Or the Maltese Falcon, as Maria rightly pointed out one of the most significant birds we’ve yet encountered: a bird-man artifact, a creation of human hands, a sign of tribute to the king, the central character of Hammet’s novel.

How about the state bird, the California Valley Quail? Will this symbol of California fauna fit into our system of tropes?

Look where we’ve managed to travel in playing this critical game: the Hispano-Catholic origins of California culture, the military- and prison-industrial complexes of the 20th century, the Depression Era, San Francisco as a space of modernity, the innocent yet disturbing fantasy-images inscribed on the minds of children by one of Hollywood’s titans, Walt Disney. In this apparently innocuous exercise we’ve touched upon the chronic restlessness that seems to animate the California Dream, forms of social control, core institutions such as the military and the church, and mass society. Not bad.

General Remarks

I graded the quizzes, which ranged from excellent to abysmal. Regarding the latter it was quite clear that some have done little if any of the reading. This is rapidly leading me to the conclusion that a final examination may be necessary to adequately evaluate students’ performance. 

Attendance has also come up as an issue. More than three unexcused absences means a no-pass in the attendance portion of the final grade. Looking at the roll sheet I see that quite a few people have already crossed this Rubicon.
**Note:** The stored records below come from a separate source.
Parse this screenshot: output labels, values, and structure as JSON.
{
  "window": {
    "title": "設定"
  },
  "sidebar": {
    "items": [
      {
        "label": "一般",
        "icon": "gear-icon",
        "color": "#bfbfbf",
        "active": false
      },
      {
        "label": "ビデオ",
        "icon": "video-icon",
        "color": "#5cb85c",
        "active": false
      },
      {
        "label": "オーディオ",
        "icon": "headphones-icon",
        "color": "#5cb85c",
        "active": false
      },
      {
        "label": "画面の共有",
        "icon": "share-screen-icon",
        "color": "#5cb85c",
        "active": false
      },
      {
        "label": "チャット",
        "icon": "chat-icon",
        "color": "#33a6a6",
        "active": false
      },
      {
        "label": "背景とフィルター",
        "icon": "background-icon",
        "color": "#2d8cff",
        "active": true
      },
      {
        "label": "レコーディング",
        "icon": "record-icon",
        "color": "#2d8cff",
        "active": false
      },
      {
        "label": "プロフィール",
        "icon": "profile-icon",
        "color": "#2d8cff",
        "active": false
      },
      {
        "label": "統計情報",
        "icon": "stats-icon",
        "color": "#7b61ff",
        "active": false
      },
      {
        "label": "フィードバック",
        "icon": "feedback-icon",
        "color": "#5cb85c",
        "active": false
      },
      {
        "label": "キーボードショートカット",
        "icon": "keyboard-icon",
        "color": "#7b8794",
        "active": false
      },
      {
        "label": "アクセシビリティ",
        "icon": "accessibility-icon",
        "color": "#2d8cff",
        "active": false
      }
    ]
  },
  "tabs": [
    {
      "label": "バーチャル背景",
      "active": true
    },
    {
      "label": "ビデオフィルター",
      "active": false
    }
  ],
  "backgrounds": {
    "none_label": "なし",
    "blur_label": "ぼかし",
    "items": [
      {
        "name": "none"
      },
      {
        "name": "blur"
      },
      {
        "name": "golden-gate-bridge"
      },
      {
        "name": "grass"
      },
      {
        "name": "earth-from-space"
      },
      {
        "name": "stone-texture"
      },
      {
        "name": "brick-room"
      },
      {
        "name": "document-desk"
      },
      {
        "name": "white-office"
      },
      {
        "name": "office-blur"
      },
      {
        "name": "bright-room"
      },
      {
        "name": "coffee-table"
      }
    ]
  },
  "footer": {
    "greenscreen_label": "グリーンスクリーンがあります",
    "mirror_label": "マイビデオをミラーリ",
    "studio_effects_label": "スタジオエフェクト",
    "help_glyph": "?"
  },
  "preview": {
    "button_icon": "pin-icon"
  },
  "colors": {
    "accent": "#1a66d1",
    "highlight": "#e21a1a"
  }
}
I would strongly recommend… well, not missing class. 

Persepolis at the Movies (contcult)


3630 Balboa Street (37th Ave)
San Francisco 94121
(415) 221-8184

Bike Rack in front of the Balboa
Muni Bus #31 or #38 Ocean Beach
Also #5 Fulton and all Geary Street buses stop two
(long) blocks from Balboa.

From school you can also take bus #18 and get off @ 39th/Geary, walking down two blocks to the theater.

Relatively easy Parking

San Francisco’s Favorite Neighborhood Theatre
Voted by the Bay GuardianSF Weekly and San Francisco Magazine
General Admission: $9.00
Seniors and Children $6.50
Bargain Matinees: All Seats $6.50 for shows in ( )

SCHOOL NIGHT – Mondays are School Days and Nights. With proof of being a student, faculty or staff member, your admission is only $6.50 on Mondays.

Final Essays (cali/cont cult)

Final essay assignments are up on the appropriate pages. Two pieces of advice:

Begin your research now. It’s absolutely vital that these papers be the product of informed reflection. You’ll need to time to let your ideas and the information you gather ferment. 

Write multiple drafts. As I said in class these papers should be superlative: no grammar problems; proper format; a developed, intelligent engagement with some of the major themes of the course.